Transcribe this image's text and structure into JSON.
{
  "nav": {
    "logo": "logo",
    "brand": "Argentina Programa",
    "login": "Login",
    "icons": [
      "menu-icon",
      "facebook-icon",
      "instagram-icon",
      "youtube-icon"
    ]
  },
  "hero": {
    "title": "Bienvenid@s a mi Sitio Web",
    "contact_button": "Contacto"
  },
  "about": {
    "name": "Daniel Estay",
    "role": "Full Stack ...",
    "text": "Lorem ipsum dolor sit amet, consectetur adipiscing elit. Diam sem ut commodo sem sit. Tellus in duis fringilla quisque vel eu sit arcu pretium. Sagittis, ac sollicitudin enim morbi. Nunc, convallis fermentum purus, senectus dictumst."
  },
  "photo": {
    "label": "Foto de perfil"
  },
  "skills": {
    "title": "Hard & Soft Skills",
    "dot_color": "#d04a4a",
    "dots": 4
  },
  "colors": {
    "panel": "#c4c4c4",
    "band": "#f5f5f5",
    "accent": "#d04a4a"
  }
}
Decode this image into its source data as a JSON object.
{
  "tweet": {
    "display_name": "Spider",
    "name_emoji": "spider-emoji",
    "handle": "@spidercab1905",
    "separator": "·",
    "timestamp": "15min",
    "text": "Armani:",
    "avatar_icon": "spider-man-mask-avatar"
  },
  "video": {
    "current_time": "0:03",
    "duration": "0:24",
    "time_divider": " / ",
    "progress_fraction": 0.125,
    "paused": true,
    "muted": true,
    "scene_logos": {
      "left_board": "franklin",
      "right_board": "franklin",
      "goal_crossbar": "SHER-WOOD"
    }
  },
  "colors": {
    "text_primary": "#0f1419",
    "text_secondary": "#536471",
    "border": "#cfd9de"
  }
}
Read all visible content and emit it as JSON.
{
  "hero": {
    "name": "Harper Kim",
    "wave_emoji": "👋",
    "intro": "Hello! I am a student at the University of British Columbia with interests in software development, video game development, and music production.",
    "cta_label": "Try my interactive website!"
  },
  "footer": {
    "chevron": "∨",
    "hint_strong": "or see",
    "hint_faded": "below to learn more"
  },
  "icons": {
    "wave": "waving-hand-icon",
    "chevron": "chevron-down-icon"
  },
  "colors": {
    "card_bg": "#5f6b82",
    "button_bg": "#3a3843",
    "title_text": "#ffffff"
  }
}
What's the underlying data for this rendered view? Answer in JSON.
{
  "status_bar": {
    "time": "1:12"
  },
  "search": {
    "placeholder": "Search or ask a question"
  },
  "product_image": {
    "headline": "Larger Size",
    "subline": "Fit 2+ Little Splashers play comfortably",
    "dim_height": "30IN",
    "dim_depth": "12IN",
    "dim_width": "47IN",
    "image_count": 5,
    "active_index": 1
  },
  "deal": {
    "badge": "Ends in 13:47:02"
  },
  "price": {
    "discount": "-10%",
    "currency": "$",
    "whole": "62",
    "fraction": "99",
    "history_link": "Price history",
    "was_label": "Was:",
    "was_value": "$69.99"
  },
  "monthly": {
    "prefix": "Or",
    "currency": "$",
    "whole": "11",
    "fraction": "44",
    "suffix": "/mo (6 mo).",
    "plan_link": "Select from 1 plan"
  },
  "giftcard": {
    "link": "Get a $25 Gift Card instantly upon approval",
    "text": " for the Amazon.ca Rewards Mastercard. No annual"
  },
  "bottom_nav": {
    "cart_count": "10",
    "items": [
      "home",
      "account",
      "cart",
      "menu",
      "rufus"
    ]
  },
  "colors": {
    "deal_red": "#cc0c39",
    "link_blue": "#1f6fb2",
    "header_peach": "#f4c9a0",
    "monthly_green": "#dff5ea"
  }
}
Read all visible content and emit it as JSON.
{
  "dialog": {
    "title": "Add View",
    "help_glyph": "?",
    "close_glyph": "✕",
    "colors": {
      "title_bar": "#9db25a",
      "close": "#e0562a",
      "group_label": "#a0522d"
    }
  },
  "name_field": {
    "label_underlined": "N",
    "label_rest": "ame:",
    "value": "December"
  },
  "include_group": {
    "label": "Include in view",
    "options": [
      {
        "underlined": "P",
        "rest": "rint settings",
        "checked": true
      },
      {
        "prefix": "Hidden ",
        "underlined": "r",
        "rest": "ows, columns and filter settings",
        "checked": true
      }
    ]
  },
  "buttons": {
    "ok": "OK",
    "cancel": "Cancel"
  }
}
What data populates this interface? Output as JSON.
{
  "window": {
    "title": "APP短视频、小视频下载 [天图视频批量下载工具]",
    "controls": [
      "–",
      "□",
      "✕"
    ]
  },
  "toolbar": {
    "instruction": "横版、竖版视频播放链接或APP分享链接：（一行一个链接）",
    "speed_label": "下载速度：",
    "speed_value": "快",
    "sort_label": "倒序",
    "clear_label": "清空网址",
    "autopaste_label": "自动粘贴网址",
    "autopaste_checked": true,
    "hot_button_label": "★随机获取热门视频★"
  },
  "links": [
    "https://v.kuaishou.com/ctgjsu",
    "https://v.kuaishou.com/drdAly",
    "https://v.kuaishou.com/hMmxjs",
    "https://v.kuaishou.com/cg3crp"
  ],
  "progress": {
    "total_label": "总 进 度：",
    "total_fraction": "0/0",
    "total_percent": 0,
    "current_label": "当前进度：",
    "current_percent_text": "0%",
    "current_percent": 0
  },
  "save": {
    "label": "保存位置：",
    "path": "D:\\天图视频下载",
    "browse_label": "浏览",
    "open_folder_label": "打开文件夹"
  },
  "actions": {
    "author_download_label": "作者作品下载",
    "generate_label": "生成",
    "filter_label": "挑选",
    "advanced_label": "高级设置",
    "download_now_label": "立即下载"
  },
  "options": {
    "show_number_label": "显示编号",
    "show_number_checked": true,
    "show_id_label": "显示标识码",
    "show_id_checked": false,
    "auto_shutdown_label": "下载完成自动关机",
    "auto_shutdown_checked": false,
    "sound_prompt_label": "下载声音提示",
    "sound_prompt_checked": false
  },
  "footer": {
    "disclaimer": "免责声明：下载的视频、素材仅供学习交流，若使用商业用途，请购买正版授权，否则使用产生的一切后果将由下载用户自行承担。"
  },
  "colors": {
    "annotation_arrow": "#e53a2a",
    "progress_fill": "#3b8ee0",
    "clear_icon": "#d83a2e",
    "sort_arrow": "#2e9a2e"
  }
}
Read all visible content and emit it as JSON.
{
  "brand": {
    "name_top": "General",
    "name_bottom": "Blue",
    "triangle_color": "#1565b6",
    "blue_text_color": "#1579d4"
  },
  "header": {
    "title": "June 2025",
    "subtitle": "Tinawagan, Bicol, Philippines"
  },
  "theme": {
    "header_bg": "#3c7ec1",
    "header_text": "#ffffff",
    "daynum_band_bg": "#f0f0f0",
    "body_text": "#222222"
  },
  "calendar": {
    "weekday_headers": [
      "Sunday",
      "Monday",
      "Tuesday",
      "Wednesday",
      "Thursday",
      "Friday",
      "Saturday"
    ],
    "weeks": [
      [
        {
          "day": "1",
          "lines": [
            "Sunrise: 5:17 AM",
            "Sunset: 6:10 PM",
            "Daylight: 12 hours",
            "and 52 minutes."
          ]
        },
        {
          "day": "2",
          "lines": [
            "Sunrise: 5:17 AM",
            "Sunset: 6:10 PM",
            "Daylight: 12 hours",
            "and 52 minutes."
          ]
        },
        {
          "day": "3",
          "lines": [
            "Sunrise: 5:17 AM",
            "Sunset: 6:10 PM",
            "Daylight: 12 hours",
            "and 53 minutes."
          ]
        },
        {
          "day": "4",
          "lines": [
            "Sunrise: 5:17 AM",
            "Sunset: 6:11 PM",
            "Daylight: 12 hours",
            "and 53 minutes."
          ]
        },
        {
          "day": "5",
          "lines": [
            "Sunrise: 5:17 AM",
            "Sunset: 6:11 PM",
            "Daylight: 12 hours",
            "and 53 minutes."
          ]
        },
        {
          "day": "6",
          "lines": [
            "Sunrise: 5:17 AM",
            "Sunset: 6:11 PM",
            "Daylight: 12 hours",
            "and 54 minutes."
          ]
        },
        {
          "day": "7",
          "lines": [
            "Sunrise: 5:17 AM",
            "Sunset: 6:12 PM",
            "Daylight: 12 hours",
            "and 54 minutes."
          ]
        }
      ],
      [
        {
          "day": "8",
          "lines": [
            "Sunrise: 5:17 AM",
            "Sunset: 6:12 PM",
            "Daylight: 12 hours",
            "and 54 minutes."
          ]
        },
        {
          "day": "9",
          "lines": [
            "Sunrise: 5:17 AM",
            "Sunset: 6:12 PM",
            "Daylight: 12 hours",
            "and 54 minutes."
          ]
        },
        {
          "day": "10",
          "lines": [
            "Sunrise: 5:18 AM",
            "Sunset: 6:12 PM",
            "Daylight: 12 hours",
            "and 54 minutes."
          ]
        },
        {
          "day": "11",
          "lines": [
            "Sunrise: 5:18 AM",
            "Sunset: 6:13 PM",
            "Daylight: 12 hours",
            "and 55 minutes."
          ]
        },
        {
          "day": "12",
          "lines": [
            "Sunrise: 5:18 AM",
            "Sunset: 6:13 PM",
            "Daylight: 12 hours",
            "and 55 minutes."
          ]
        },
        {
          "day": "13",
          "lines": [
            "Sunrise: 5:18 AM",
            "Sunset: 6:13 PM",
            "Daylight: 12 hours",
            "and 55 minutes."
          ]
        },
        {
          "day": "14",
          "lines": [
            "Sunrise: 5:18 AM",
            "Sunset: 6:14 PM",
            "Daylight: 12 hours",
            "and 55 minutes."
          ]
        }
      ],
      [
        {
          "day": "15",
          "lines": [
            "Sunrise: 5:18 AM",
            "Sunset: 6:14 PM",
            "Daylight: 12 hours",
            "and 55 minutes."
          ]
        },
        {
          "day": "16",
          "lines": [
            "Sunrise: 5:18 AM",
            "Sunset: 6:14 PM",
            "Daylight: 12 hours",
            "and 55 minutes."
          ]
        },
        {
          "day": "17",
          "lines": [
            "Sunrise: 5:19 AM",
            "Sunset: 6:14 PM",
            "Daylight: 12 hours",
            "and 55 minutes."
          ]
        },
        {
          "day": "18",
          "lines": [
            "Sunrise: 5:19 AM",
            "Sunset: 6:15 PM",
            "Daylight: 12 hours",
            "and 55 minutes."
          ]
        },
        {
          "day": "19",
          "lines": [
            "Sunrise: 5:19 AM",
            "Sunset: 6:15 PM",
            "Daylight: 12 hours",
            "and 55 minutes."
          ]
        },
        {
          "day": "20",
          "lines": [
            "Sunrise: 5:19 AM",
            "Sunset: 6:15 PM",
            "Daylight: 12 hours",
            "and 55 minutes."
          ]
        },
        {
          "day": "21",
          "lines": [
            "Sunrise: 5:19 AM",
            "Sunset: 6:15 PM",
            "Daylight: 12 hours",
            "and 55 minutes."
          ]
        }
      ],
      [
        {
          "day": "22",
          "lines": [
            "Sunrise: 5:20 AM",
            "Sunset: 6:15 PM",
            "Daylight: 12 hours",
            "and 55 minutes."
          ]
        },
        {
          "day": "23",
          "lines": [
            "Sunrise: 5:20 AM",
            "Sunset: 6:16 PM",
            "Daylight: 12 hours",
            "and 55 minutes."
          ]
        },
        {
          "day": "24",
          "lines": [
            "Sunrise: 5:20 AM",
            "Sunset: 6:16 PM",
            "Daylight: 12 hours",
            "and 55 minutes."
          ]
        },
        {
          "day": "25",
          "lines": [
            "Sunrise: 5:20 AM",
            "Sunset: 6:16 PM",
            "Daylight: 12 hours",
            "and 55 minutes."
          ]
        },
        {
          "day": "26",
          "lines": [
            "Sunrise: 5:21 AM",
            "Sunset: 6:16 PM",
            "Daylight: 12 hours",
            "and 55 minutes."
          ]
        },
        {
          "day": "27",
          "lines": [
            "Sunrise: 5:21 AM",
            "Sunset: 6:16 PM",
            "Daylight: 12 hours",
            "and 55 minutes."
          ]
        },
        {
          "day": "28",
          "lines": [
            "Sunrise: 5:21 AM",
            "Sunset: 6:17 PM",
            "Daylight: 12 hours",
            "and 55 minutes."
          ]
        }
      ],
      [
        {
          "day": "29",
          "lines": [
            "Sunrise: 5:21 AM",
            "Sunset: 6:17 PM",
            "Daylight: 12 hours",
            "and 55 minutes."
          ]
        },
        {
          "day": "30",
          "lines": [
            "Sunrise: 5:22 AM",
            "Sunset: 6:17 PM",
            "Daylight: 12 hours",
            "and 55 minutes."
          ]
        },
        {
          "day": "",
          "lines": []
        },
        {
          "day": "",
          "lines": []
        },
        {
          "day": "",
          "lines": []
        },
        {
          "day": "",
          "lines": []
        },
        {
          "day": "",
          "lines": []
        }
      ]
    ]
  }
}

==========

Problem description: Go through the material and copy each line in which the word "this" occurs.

Result of the exercise:
Transcribe this image's text and structure into JSON.
Decode this image into its source data as a JSON object.
What's the underlying data for this rendered view? Answer in JSON.
What data populates this interface? Output as JSON.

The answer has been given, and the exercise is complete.